I want to declare an interest: I went to China through the all-party parliamentary China group, although that was in September 2017, so it was a long time ago. As a result, I formed the all-party parliamentary group for the belt and road initiative and China-Pakistan economic corridor, which is working hard to get UK businesses involved in the multitrillion-dollar belt and road initiative.
I appreciate that the subject of this debate is wide ranging, but I will limit my remarks to the issue of international trade policy. The key question for UK trade policy towards China is how best to engage with the belt and road initiative, which is China’s signature foreign policy. Last week, I chaired a panel discussion on Britain, Brexit and the belt and road initiative. As we prepare to leave the world’s single largest trading bloc, I asked how post-Brexit Britain should respond to China’s BRI, the world’s biggest ongoing infrastructure project. If Britain is to take a lead as an upholder of the multilateral, rule-based system, we need to be asking ourselves that question. Estimates of China’s intended investment in the BRI range from $1 trillion to $8 trillion; it is a project on an unprecedented scale, yet UK awareness and understanding of it are very limited.
At the belt and road forum two years ago, the Chancellor described the UK as a “natural partner” in that project. It is true that this country is well placed to complement that initiative. There is a lot of scope for the UK’s strong legal, professional and technical services sectors to support the delivery of BRI projects. Britain also has deep historical ties with China, as well as with key BRI partner countries, such as Pakistan. A project of that scale needs international co-operation and partnership, which is something we are well placed to provide. However, our international co-operation must be tied to a commitment to uphold human rights, as well as social and environmental protections. The hon. Member for Aldershot mentioned the Uyghur community in north-west China, as well as the significant role that China can play in climate change. That is really important.
Too often, we are offered two competing visions of China: the paranoid western image of China as a threat to the global order, often endorsed by advocates of Trump’s protectionism, or the image of China as a benevolent state, which is promoted by its state officials. If we are to cut through those narratives, we need to strengthen our multilateral institutions.

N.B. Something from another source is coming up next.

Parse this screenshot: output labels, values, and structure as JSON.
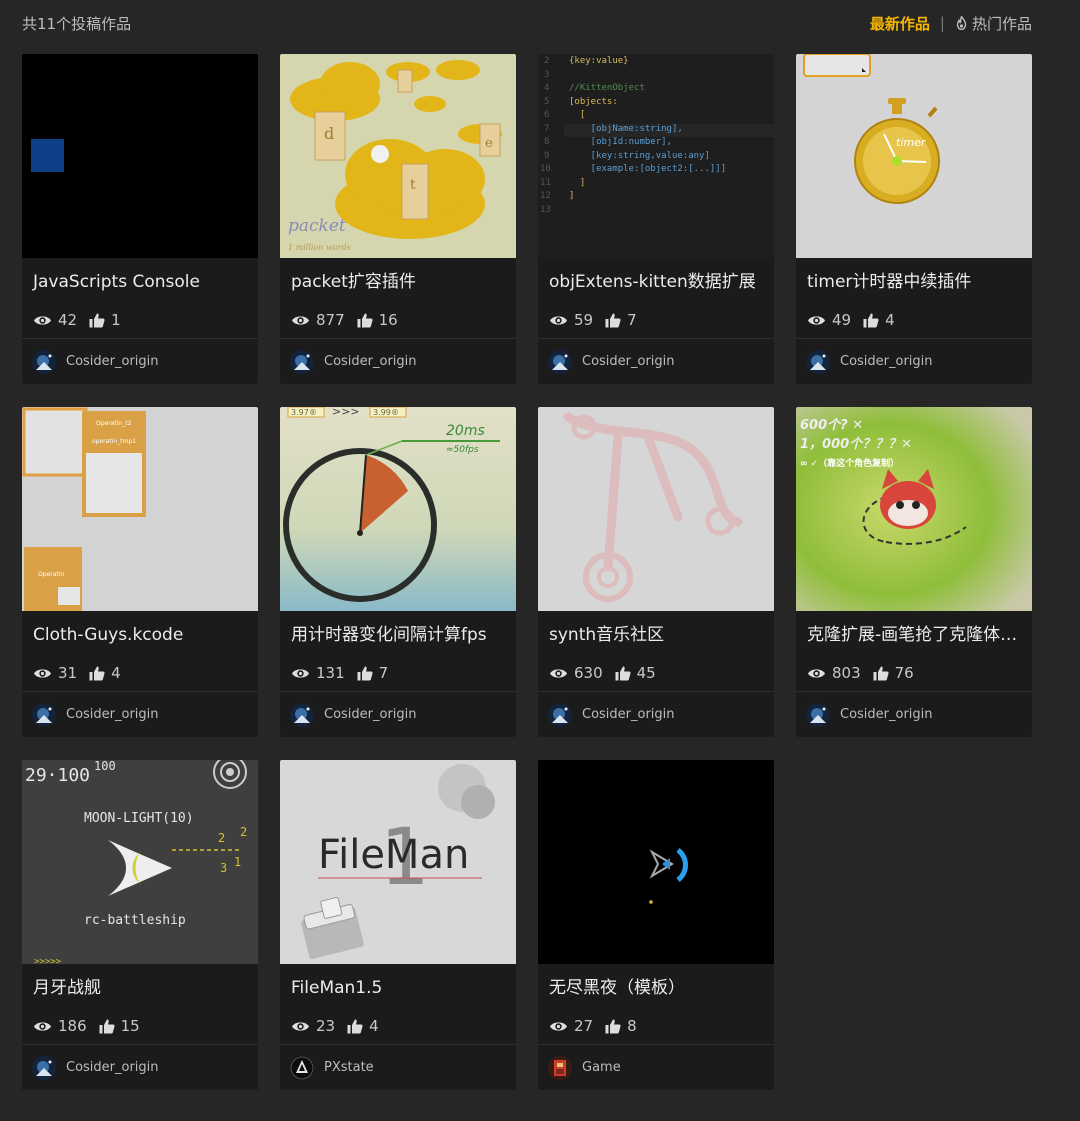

At the heart of the BRI is a spirit of mutual co-operation, but China can best embody that spirit by acting with more transparency, embedded in the rules-based international order. The UK can be at the forefront of that order by acting as a strong, independent voice on the global stage. In doing so, we can reject the failed doctrines of free trade orthodoxy and Trump’s tariff wars, to promote a just trade agenda.
In an era when unilateralism and protectionism are on the rise, it is more important than ever that we reject self-imposed isolation and explore fresh opportunities for UK businesses overseas. Under the right leadership, we can do that in a way that reflects our core values of mutual respect and shared prosperity. China should be no exception.